“Look after her, will you.” suggested one of the actors to my friend before we were sent off down an ambient red tunnel only to emerge from a giant fabric vagina into the giant hands of a doctor. Somehow surreal moments like this succeeded in curing me of my nervous giggles.

There was no need for me to feel like it was such a test, the silliness of Half Cut’s approach to philosophising on life endeared everyone to get involved; that and the skill of the actors in coaxing their participants into character whether they were nervously at the fringes of a wedding dance floor or remaining tight-lipped in group therapy. This was the ultimate beauty of Half Cut Company’s Shelf Life.

There was no particular mystery to the part I was required to play. This was a run-through of life and much of it was familiar; I felt especially comfortable being passed cheap wine in a polystyrene cup at a student party. That part, along with the cynicism of a recruitment company crushing my dreams of academia, felt quite close.

On the record book which I carried through my Shelf Life, along with my helium balloon, the disclaimer noted that part of the information I gave must be true. I could have given myself an entirely new persona, but it was difficult not to bring some real experience to the performance. Where did I want to live? Where did I want to go on holiday? Who did I want to be? All of these questions appealed to my instinctive desires as well as my imagination.

Shelf Life was not just about the individual, it was a collective promenade through the 5 levels of life and it was impossible not to respond to the collective. One participant in his 60s, Peter, seemed to come into his own as we reached the upper echelons of shelf life: “Shut the window” he demanded as we shuffled into our retirement home. As we were all herded out onto a balcony to release our shells (the helium balloons) into the cold autumn night, there was an affectionate chorus of “Shut the window!”. That was how we all ended our lives.

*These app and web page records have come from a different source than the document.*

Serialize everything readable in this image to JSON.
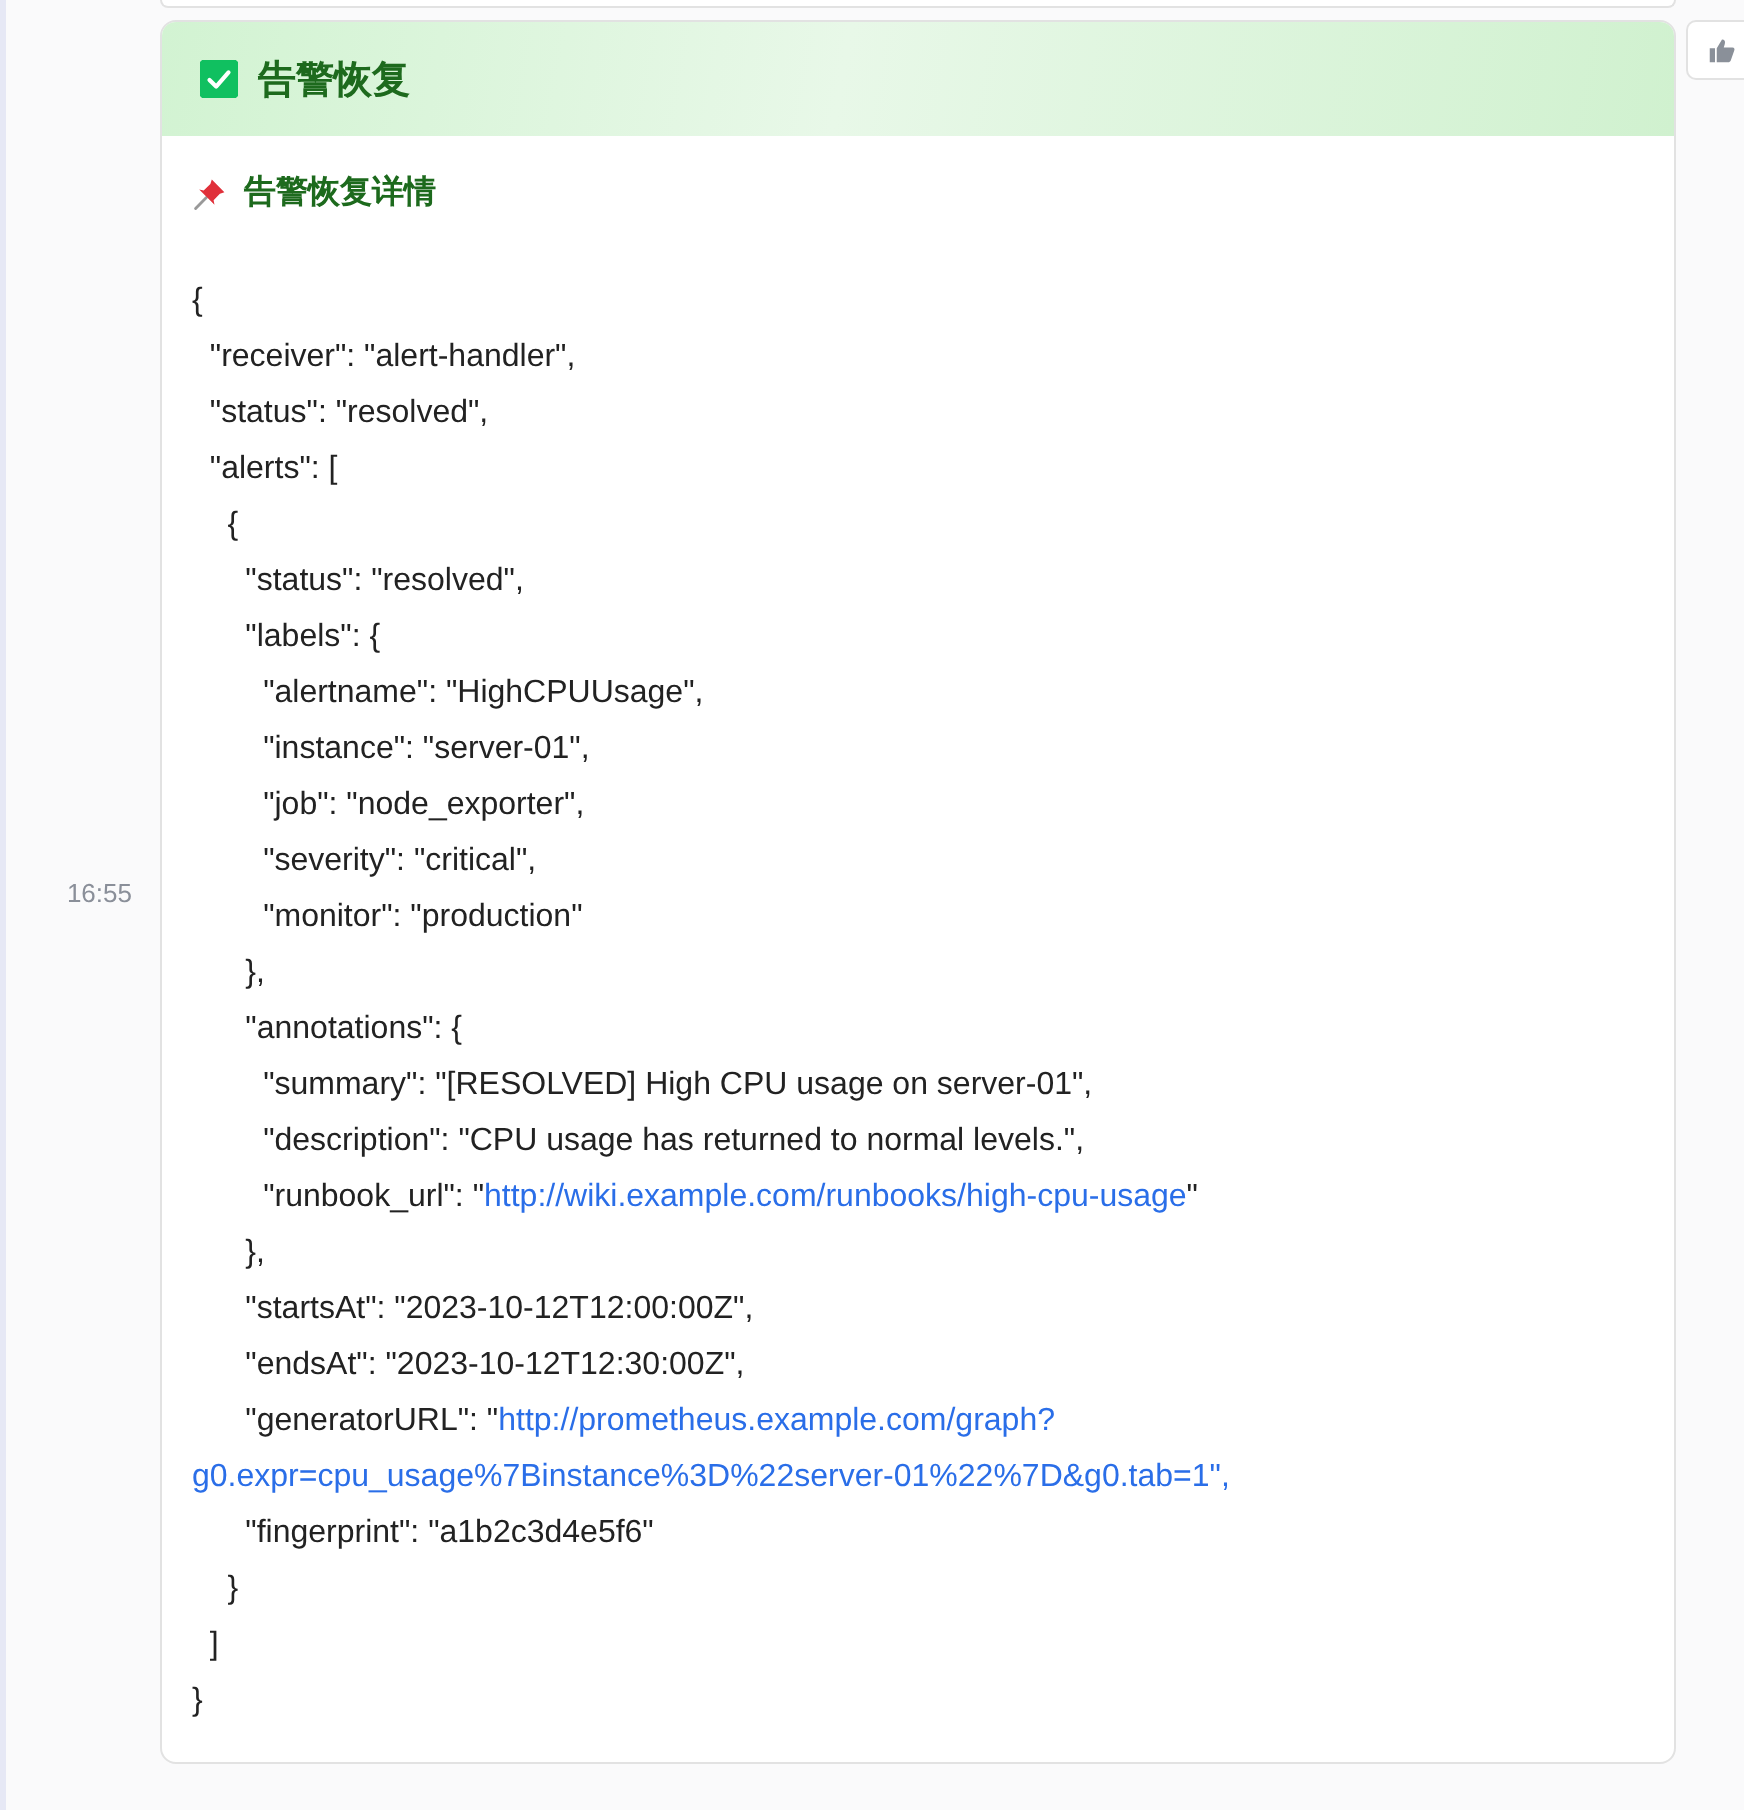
{
  "message": {
    "time": "16:55",
    "title": "告警恢复",
    "checked": true,
    "section_title": "告警恢复详情",
    "lines": [
      {
        "text": "{"
      },
      {
        "text": "  \"receiver\": \"alert-handler\","
      },
      {
        "text": "  \"status\": \"resolved\","
      },
      {
        "text": "  \"alerts\": ["
      },
      {
        "text": "    {"
      },
      {
        "text": "      \"status\": \"resolved\","
      },
      {
        "text": "      \"labels\": {"
      },
      {
        "text": "        \"alertname\": \"HighCPUUsage\","
      },
      {
        "text": "        \"instance\": \"server-01\","
      },
      {
        "text": "        \"job\": \"node_exporter\","
      },
      {
        "text": "        \"severity\": \"critical\","
      },
      {
        "text": "        \"monitor\": \"production\""
      },
      {
        "text": "      },"
      },
      {
        "text": "      \"annotations\": {"
      },
      {
        "text": "        \"summary\": \"[RESOLVED] High CPU usage on server-01\","
      },
      {
        "text": "        \"description\": \"CPU usage has returned to normal levels.\","
      },
      {
        "text": "        \"runbook_url\": \"",
        "link": "http://wiki.example.com/runbooks/high-cpu-usage",
        "tail": "\""
      },
      {
        "text": "      },"
      },
      {
        "text": "      \"startsAt\": \"2023-10-12T12:00:00Z\","
      },
      {
        "text": "      \"endsAt\": \"2023-10-12T12:30:00Z\","
      },
      {
        "text": "      \"generatorURL\": \"",
        "link": "http://prometheus.example.com/graph?"
      },
      {
        "link": "g0.expr=cpu_usage%7Binstance%3D%22server-01%22%7D&g0.tab=1\","
      },
      {
        "text": "      \"fingerprint\": \"a1b2c3d4e5f6\""
      },
      {
        "text": "    }"
      },
      {
        "text": "  ]"
      },
      {
        "text": "}"
      }
    ]
  }
}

It interested to me to think about how our ages dictated or transformed each of our experiences. The programme suggested that the performance tackled the ‘meaninglessness’ of life, but it was its fleeting nature which struck me. One minute I was lauding it over all the single ladies at a wedding party, enjoying a cheeky kiss before being shipped off on a coach to middle-age. Then, at the next moment, I was sharing my anxieties in an Over-40s therapy session and wondering when everyone else in my group had the time to get married and have seven children. How had life passed me by so quickly? Why wasn’t I married?

I guess life can be like that.

Absurd and philosophical, Half Cut’s Shelf Life was ridiculously enjoyable. I recommend that you catch it while you still can.

Shelf Life will be at Theatre Delicatessan, Marylebone Gardens until the 10th Nov 2012. For more information visit